## [What this task involves]
While reading through the material below, copy each line that holds the word "placeholder".

## [Given data]
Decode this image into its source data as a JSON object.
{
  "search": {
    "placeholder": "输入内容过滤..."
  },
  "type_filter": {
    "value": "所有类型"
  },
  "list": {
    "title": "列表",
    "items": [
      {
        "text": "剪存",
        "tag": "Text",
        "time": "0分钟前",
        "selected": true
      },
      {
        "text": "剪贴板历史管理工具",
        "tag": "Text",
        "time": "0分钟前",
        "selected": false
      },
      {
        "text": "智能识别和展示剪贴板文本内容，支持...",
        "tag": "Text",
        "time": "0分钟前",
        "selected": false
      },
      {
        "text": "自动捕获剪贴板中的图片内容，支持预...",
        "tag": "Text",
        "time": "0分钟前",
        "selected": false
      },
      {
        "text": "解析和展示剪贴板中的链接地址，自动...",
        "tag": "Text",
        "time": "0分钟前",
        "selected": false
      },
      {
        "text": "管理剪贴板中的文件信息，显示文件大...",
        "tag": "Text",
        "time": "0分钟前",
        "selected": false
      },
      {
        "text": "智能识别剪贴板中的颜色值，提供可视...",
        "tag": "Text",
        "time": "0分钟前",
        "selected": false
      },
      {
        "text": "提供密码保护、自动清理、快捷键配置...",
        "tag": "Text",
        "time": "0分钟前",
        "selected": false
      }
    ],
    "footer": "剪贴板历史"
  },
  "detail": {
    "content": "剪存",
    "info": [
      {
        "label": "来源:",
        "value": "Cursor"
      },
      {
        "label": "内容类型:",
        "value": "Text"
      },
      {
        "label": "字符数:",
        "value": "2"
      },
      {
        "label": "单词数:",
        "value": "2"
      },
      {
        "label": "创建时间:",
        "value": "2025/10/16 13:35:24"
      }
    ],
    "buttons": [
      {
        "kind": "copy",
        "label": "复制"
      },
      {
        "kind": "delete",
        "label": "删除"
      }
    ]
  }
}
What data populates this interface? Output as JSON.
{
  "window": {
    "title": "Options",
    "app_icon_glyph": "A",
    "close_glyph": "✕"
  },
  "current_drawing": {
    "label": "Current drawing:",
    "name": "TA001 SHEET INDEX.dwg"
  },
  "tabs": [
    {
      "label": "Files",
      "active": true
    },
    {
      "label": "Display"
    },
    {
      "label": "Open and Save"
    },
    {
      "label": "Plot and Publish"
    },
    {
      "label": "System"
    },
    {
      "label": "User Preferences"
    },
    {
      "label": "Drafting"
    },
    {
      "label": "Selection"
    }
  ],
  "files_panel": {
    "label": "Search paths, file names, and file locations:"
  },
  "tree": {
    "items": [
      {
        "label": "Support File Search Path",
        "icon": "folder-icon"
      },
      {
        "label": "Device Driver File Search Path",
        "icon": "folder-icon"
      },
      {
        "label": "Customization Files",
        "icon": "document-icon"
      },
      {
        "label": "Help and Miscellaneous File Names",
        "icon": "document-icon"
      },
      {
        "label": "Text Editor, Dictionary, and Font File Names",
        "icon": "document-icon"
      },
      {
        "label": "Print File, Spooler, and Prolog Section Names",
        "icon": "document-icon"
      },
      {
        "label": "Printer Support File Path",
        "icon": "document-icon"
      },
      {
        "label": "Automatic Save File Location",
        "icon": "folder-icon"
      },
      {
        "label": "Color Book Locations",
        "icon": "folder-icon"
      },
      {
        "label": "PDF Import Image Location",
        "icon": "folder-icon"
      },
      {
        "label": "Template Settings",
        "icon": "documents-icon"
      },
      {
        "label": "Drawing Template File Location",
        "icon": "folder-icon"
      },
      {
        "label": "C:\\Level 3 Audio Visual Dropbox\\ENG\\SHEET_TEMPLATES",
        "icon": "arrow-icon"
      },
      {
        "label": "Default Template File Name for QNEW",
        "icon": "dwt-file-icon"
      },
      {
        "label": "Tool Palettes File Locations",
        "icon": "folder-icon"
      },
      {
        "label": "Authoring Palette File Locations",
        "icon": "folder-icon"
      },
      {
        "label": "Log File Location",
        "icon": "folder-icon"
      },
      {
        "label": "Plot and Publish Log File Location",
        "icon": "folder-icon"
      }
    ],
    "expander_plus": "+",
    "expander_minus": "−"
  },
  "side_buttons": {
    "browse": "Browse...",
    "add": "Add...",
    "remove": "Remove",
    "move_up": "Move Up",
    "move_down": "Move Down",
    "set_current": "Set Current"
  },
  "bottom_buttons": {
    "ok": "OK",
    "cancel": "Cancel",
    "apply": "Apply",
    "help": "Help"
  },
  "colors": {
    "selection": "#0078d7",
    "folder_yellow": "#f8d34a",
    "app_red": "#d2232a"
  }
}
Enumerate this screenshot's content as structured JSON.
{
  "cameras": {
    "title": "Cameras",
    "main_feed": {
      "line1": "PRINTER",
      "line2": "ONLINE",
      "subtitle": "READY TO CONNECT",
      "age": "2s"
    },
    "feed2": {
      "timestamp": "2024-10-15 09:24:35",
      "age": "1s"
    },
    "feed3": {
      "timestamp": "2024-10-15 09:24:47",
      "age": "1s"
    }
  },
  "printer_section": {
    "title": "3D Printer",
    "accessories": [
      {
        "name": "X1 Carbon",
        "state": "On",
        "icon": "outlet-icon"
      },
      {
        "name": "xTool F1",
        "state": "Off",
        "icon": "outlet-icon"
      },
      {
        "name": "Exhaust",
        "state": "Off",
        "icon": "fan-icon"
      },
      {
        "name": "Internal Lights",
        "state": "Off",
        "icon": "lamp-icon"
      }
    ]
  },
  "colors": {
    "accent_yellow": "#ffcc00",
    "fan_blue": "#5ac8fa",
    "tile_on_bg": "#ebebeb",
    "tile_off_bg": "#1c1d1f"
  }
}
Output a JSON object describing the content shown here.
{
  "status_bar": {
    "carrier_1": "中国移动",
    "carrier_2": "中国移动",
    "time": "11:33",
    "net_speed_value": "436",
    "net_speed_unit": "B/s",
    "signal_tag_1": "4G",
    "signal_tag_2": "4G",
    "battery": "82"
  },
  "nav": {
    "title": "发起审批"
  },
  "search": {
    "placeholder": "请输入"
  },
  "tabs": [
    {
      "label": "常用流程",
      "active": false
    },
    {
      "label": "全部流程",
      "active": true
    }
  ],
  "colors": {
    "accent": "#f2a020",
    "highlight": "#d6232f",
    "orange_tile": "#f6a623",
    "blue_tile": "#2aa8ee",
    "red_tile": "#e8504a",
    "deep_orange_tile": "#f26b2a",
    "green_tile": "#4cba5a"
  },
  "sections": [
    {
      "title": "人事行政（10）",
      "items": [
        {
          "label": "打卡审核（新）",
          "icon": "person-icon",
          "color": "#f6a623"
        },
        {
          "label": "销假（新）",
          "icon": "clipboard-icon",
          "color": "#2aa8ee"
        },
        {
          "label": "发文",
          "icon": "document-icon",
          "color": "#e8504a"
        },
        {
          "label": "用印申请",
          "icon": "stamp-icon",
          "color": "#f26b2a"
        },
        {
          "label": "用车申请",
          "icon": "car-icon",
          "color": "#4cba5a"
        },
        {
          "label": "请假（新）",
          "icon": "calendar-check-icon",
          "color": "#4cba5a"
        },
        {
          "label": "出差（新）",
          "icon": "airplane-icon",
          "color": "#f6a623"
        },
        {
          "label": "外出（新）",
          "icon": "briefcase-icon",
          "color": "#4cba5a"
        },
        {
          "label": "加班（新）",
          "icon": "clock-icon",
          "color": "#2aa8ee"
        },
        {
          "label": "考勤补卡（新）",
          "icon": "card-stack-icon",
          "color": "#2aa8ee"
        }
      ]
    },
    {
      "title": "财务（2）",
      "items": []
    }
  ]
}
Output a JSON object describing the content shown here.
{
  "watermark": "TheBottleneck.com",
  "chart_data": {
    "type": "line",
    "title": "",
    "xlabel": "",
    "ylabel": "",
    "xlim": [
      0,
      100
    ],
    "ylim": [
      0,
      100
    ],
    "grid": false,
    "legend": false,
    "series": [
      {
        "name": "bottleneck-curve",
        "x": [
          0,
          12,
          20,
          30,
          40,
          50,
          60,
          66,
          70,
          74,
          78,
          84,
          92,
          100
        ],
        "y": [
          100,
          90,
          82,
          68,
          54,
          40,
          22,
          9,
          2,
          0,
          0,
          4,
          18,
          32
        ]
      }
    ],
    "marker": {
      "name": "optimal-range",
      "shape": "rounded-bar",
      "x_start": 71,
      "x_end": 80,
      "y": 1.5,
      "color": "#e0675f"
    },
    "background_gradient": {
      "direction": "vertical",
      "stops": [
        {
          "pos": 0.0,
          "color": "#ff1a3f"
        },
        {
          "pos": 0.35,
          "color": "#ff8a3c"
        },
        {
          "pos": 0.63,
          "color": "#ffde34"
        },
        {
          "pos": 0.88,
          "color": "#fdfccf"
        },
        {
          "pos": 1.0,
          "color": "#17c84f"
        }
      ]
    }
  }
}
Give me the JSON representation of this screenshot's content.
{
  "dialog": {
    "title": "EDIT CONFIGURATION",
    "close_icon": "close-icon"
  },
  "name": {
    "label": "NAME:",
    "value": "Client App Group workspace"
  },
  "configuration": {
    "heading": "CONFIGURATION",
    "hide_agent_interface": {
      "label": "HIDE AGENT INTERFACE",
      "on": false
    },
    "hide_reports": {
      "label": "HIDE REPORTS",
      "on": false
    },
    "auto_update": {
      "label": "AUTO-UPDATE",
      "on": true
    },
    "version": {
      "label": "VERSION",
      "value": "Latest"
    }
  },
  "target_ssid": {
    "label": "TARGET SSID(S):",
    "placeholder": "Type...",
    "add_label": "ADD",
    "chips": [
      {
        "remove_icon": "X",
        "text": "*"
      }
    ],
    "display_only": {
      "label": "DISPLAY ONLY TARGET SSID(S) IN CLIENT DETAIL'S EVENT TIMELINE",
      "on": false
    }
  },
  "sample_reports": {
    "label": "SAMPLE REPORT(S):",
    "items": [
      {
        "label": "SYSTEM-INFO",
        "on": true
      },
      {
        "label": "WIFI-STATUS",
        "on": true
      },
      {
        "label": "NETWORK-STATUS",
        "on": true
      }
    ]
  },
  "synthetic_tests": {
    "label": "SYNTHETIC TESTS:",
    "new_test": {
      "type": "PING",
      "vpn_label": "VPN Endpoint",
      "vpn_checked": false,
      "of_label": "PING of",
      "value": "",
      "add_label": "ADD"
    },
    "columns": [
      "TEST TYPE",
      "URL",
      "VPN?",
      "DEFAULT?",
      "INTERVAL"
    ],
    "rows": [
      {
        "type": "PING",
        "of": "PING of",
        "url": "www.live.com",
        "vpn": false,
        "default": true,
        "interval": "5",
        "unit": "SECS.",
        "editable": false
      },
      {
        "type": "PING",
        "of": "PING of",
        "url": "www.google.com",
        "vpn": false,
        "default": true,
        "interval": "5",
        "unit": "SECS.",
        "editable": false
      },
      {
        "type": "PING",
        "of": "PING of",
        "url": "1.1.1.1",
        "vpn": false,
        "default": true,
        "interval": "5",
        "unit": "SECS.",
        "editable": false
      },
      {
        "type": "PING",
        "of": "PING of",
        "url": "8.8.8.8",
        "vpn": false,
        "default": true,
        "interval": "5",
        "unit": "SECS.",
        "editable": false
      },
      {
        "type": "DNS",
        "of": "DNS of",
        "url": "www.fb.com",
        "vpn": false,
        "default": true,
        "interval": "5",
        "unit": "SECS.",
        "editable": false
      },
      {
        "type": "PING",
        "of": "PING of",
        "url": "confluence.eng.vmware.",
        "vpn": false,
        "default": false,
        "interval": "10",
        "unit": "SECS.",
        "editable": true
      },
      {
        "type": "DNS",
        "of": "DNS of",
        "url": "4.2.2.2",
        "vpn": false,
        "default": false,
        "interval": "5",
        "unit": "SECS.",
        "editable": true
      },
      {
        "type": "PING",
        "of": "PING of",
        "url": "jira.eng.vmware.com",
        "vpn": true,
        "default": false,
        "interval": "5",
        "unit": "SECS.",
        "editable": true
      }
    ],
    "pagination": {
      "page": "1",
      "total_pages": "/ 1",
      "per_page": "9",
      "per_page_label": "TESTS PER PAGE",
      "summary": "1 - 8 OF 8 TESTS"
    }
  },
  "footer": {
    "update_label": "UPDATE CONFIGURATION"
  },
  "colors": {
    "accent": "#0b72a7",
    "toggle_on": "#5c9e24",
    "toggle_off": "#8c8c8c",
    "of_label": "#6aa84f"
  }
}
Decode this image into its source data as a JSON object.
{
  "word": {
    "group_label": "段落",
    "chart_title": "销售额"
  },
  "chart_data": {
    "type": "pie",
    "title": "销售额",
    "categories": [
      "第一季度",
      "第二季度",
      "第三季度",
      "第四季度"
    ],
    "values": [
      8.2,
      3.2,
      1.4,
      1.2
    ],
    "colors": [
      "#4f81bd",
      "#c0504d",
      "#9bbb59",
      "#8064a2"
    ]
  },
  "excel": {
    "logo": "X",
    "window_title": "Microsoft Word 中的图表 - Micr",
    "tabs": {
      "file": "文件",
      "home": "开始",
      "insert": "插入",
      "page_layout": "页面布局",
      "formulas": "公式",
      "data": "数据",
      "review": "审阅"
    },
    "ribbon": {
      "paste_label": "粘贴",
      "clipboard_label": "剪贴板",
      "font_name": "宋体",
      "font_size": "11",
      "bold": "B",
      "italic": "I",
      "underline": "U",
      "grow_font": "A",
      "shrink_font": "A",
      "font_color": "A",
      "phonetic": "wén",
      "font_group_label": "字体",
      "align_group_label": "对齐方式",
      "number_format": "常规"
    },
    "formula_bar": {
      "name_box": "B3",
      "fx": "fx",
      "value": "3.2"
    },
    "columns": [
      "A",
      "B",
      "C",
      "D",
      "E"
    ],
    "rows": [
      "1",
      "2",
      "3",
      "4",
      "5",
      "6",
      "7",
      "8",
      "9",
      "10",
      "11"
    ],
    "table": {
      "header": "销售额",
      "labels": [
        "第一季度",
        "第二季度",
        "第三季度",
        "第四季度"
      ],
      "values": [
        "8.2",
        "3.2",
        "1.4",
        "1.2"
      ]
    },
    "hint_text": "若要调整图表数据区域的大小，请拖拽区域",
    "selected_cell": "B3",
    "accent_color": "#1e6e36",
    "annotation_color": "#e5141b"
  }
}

## [Output of the exercise]
    "placeholder": "输入内容过滤..."
    "placeholder": "请输入"
    "placeholder": "Type...",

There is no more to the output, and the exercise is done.